Copy the data exactly as it appears, and do not include any pictures.
:::
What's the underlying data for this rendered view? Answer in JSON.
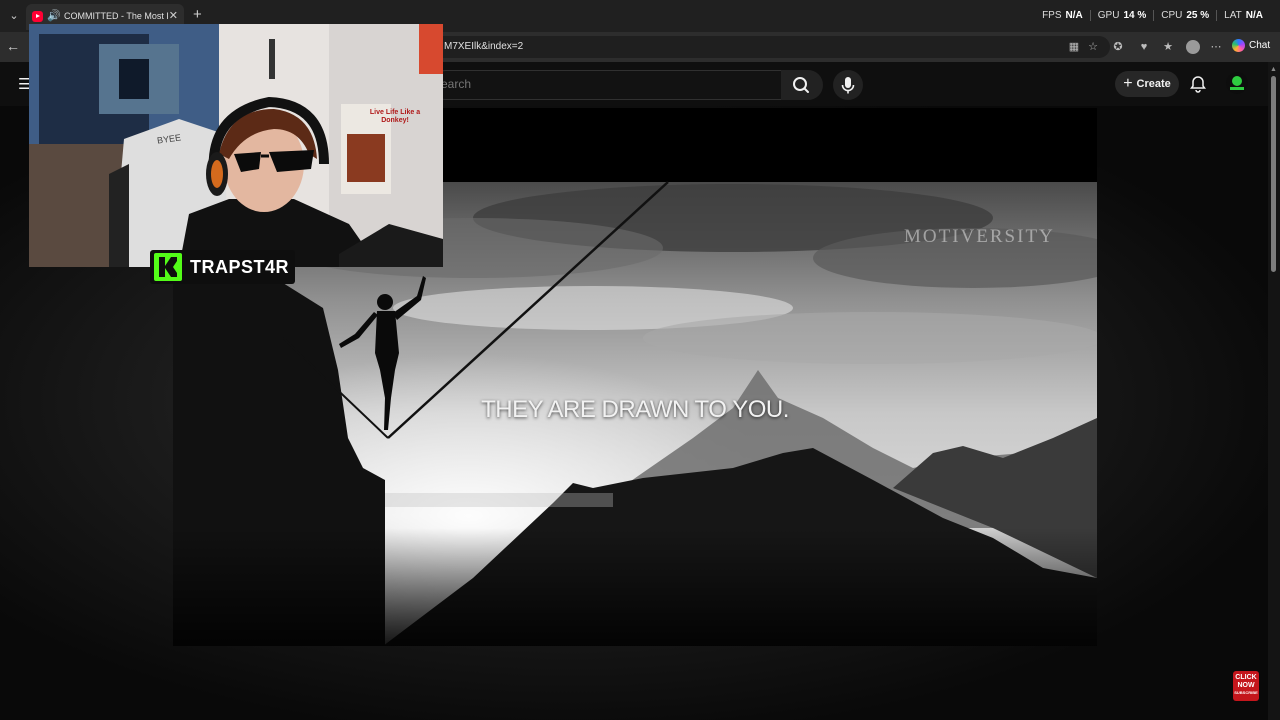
{
  "browser": {
    "tab_title": "COMMITTED - The Most Pow",
    "url": "M7XEIlk&index=2",
    "chat_label": "Chat"
  },
  "performance": {
    "fps_label": "FPS",
    "fps_value": "N/A",
    "gpu_label": "GPU",
    "gpu_value": "14 %",
    "cpu_label": "CPU",
    "cpu_value": "25 %",
    "lat_label": "LAT",
    "lat_value": "N/A"
  },
  "youtube": {
    "search_placeholder": "earch",
    "create_label": "Create"
  },
  "video": {
    "watermark": "MOTIVERSITY",
    "caption": "THEY ARE DRAWN TO YOU."
  },
  "webcam": {
    "streamer_name": "TRAPST4R",
    "sign_text": "Live Life Like a Donkey!",
    "chair_brand": "BYEE"
  },
  "subscribe_badge": {
    "line1": "CLICK",
    "line2": "NOW",
    "line3": "SUBSCRIBE"
  },
  "colors": {
    "kick_green": "#53fc18",
    "youtube_red": "#ff0033",
    "browser_bg": "#202020",
    "page_bg": "#0f0f0f"
  },
  "icons": [
    "chevron-down-icon",
    "youtube-favicon",
    "speaker-icon",
    "close-icon",
    "plus-icon",
    "back-arrow-icon",
    "menu-icon",
    "search-icon",
    "mic-icon",
    "bell-icon",
    "kick-logo"
  ]
}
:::
== OUTPUT FOR THIS EXERCISE ==
What's the underlying data for this rendered view? Answer in JSON.
{
  "browser": {
    "tab_title": "COMMITTED - The Most Pow",
    "url": "M7XEIlk&index=2",
    "chat_label": "Chat"
  },
  "performance": {
    "fps_label": "FPS",
    "fps_value": "N/A",
    "gpu_label": "GPU",
    "gpu_value": "14 %",
    "cpu_label": "CPU",
    "cpu_value": "25 %",
    "lat_label": "LAT",
    "lat_value": "N/A"
  },
  "youtube": {
    "search_placeholder": "earch",
    "create_label": "Create"
  },
  "video": {
    "watermark": "MOTIVERSITY",
    "caption": "THEY ARE DRAWN TO YOU."
  },
  "webcam": {
    "streamer_name": "TRAPST4R",
    "sign_text": "Live Life Like a Donkey!",
    "chair_brand": "BYEE"
  },
  "subscribe_badge": {
    "line1": "CLICK",
    "line2": "NOW",
    "line3": "SUBSCRIBE"
  },
  "colors": {
    "kick_green": "#53fc18",
    "youtube_red": "#ff0033",
    "browser_bg": "#202020",
    "page_bg": "#0f0f0f"
  },
  "icons": [
    "chevron-down-icon",
    "youtube-favicon",
    "speaker-icon",
    "close-icon",
    "plus-icon",
    "back-arrow-icon",
    "menu-icon",
    "search-icon",
    "mic-icon",
    "bell-icon",
    "kick-logo"
  ]
}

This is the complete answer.